I’m guessing most of you have considered (or have) traveled abroad. I’m also guessing many of you (or someone you know) has considered (or has) lived abroad.
The prospect of doing so can be fraught with excitement and concern. How can I leave my family, friends, and home? Will it be uncomfortable living in an unfamiliar place? How will I make it work financially? How will I make a living in this new country?
Aha. Here’s where teaching English comes in–and this is where ESLauthority.com comes in.
A couple of months back, Quincy Smith–an Atlanta native currently living in China–contributed a story to The Periphery about his experiences teaching and traveling in China. In it, I asked Quincy how others could do the same. He answered this, in part, by introducing his website ESLauthority.com.
Seeing the need for one-stop resource for all things teaching ESL (English as a Second Language), he created a website to answer questions about how to teach abroad and where to find a job.
But Quincy had a question he wanted someone else to answer: What will I do when I return home?
Quincy wondered this when seeing fellow English teachers worry about their upcoming transition back to their home countries. So he asked about this issue to the guest of his latest interview on his website.
His guest: Me.
In addition to browsing the various resources on ESLauthority.com, enjoy our discussion about how to leverage your experience abroad:
If you have any questions or thoughts of your own about teaching abroad, please comment below.

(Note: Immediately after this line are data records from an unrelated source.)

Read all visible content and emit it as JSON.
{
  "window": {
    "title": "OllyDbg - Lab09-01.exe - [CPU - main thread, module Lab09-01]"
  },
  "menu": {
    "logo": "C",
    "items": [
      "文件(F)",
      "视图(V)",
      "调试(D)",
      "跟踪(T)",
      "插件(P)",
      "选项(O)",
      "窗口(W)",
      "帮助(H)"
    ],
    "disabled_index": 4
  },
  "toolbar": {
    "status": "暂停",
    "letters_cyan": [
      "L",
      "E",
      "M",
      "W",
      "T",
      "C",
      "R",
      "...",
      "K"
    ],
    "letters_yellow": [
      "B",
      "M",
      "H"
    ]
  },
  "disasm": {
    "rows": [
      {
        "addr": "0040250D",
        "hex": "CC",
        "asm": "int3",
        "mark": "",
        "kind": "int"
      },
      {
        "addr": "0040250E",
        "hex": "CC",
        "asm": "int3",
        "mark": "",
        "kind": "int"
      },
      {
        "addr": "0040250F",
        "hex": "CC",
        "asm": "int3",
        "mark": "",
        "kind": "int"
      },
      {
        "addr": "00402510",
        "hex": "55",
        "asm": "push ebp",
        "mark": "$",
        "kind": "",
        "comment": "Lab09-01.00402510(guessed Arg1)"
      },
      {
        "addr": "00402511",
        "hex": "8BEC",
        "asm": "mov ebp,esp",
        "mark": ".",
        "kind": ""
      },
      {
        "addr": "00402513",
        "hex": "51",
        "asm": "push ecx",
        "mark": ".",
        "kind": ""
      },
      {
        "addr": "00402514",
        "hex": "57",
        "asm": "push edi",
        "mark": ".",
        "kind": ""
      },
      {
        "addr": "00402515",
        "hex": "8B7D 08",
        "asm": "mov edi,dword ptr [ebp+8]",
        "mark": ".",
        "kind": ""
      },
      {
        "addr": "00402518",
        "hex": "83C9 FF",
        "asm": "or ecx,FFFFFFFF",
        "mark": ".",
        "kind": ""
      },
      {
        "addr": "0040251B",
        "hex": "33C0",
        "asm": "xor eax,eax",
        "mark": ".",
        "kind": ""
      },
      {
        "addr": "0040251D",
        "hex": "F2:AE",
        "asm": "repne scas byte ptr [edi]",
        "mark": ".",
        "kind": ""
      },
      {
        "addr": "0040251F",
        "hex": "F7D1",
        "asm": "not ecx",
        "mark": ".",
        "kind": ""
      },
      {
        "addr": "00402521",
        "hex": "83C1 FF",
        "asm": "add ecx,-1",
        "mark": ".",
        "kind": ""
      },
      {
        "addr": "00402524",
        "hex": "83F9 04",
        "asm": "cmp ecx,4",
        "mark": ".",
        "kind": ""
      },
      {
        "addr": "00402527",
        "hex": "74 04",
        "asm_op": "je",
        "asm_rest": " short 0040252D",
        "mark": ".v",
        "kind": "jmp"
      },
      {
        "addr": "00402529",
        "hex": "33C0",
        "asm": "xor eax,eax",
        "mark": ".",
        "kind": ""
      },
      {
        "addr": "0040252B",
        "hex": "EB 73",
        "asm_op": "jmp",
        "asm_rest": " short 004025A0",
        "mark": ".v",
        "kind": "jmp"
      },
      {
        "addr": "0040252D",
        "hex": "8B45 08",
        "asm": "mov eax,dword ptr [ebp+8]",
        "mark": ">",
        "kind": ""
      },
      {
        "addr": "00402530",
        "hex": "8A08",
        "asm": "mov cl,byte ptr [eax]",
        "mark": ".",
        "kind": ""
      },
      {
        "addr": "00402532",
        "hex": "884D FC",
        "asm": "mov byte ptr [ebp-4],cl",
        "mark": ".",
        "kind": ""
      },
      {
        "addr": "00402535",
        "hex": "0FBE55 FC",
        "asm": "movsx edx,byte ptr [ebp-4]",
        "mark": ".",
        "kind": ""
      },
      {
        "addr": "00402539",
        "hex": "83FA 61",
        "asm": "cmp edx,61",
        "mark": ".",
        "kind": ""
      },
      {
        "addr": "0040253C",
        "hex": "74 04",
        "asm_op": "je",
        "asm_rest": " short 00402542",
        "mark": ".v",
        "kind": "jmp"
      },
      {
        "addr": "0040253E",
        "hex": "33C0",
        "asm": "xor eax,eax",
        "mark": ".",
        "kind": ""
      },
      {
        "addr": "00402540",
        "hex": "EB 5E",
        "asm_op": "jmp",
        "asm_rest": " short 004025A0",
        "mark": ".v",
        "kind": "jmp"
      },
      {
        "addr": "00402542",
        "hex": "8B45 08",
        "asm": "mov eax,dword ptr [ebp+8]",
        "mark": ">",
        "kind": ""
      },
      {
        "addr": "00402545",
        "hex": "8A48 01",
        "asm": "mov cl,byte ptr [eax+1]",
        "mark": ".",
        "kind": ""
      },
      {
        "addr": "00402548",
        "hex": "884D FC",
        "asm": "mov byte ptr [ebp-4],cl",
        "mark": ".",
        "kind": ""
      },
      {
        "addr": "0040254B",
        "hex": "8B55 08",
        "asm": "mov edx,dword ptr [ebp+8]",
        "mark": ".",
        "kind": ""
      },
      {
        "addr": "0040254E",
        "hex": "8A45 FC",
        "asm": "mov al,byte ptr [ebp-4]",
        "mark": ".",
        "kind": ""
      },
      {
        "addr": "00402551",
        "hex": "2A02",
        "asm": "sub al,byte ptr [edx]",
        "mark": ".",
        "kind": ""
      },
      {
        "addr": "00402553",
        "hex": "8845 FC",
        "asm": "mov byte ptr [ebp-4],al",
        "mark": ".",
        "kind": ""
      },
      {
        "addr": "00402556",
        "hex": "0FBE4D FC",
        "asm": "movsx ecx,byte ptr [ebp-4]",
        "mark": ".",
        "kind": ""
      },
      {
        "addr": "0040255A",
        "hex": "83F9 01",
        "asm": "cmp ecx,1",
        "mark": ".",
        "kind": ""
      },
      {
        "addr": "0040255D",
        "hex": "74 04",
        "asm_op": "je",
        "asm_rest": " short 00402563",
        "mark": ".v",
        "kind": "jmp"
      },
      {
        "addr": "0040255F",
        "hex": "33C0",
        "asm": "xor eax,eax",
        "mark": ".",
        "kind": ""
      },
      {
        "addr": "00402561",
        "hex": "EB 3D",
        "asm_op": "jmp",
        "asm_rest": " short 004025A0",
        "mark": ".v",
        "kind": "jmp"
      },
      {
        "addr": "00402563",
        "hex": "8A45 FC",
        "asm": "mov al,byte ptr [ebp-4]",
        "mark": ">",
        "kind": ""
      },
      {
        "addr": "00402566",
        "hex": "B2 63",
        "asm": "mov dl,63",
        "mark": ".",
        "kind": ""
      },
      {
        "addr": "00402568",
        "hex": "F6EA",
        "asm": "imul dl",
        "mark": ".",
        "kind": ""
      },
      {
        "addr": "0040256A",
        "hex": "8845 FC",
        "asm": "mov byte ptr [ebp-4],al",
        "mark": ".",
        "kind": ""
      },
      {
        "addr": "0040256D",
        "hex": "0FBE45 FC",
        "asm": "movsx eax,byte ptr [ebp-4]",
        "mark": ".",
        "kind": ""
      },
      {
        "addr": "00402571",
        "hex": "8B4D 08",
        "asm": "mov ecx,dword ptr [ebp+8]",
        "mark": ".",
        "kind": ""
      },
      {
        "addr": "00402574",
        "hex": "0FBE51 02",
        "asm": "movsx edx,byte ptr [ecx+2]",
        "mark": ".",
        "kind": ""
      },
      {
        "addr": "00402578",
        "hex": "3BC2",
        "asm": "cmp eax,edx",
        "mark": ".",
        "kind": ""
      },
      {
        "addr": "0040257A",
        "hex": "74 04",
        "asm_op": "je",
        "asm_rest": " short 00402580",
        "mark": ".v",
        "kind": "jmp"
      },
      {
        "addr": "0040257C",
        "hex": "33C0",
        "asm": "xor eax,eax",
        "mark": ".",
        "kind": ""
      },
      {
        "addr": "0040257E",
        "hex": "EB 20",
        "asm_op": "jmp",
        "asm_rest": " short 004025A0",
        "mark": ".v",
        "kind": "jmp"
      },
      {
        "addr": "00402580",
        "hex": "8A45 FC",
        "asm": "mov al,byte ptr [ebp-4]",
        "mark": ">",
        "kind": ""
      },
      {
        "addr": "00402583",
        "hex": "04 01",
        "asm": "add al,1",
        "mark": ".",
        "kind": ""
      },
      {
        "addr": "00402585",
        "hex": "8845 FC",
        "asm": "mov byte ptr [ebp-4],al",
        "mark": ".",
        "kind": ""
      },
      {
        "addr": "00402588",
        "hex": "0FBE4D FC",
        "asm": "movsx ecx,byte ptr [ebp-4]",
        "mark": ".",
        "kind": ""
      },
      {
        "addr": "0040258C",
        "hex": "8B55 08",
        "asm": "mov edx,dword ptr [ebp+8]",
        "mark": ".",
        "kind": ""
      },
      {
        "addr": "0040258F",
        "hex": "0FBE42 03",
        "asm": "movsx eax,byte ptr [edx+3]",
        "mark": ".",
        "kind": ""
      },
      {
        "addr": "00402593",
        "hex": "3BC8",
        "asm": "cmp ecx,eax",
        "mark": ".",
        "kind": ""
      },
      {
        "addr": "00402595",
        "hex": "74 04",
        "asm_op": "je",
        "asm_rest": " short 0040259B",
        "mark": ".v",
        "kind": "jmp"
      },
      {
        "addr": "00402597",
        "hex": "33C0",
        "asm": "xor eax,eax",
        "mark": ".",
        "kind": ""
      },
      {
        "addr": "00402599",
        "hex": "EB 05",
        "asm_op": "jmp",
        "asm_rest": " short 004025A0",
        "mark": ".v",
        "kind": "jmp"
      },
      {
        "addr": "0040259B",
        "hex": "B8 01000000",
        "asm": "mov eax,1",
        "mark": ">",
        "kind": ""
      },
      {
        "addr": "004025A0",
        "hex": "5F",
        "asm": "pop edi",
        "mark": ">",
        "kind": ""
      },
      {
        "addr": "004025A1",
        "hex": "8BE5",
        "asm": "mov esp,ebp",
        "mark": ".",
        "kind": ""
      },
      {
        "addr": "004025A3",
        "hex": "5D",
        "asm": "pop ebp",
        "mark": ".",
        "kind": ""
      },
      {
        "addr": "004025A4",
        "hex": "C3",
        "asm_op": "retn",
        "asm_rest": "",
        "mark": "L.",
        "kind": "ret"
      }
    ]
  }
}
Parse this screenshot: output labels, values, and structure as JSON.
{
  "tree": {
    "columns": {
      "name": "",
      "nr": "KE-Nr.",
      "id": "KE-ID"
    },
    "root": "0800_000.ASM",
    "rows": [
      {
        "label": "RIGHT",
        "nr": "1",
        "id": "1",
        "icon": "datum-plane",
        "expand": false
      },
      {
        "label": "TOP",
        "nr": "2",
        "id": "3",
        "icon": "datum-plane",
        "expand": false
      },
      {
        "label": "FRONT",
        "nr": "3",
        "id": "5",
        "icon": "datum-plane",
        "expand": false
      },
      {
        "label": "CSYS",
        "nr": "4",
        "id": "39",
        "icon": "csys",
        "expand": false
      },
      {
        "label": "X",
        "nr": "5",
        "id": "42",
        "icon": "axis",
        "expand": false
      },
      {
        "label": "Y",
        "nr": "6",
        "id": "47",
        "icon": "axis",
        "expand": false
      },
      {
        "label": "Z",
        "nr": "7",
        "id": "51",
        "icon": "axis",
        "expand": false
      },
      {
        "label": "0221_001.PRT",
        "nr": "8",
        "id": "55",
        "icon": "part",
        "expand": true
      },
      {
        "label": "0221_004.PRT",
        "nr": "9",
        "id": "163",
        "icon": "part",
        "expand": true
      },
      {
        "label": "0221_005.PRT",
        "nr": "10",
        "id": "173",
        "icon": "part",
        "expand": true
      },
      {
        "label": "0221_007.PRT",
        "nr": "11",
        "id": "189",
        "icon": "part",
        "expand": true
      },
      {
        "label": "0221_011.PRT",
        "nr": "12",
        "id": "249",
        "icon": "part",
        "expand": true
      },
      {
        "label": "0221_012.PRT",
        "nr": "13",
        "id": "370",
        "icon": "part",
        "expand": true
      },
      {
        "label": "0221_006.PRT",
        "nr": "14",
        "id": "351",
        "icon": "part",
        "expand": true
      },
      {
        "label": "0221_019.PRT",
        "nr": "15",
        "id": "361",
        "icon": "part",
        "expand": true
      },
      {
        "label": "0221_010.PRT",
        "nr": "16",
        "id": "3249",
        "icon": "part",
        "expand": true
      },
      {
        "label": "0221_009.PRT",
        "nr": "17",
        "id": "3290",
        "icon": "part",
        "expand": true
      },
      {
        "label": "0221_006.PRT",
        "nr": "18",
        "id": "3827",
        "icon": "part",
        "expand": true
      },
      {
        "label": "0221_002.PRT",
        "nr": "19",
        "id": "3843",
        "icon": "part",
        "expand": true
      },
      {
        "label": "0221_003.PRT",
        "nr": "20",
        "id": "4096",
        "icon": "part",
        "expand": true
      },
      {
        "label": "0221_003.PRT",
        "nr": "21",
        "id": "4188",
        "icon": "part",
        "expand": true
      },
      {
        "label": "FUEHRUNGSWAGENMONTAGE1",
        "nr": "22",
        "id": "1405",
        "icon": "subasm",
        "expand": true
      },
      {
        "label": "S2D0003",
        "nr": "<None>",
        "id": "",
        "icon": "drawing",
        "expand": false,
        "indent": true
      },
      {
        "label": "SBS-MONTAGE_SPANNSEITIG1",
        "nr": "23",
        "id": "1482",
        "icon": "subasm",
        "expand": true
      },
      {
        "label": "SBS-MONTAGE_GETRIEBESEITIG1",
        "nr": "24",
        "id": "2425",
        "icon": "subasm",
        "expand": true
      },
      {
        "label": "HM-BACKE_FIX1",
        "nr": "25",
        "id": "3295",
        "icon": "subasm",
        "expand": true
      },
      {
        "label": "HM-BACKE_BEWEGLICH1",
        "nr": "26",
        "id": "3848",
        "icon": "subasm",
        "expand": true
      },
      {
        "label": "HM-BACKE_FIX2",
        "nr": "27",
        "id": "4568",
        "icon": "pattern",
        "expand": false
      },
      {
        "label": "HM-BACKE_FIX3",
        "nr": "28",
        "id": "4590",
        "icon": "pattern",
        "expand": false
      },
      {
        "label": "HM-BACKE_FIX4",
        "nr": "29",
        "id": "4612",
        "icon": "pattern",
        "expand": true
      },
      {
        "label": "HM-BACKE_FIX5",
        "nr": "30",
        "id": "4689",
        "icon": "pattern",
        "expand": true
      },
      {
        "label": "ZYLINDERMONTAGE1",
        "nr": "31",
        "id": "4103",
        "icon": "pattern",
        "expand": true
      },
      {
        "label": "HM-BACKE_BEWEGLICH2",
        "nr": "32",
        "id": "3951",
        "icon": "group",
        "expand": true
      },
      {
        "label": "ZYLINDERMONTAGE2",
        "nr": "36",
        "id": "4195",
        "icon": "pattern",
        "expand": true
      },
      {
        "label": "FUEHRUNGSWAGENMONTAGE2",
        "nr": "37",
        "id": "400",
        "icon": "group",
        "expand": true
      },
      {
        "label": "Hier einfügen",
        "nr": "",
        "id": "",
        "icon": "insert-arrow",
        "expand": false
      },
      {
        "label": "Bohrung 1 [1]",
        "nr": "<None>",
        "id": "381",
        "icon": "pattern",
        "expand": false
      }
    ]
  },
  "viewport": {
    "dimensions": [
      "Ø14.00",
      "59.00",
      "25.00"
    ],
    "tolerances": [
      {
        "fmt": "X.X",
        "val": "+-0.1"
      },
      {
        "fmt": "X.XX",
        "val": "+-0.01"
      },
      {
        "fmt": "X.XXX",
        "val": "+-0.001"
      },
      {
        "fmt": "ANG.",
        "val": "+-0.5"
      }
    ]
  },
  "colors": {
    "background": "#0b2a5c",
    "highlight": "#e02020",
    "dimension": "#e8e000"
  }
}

And if you’d like to share your story on The Periphery, please email me at firstname.lastname@example.org. We’d love to hear all about your insights and adventures.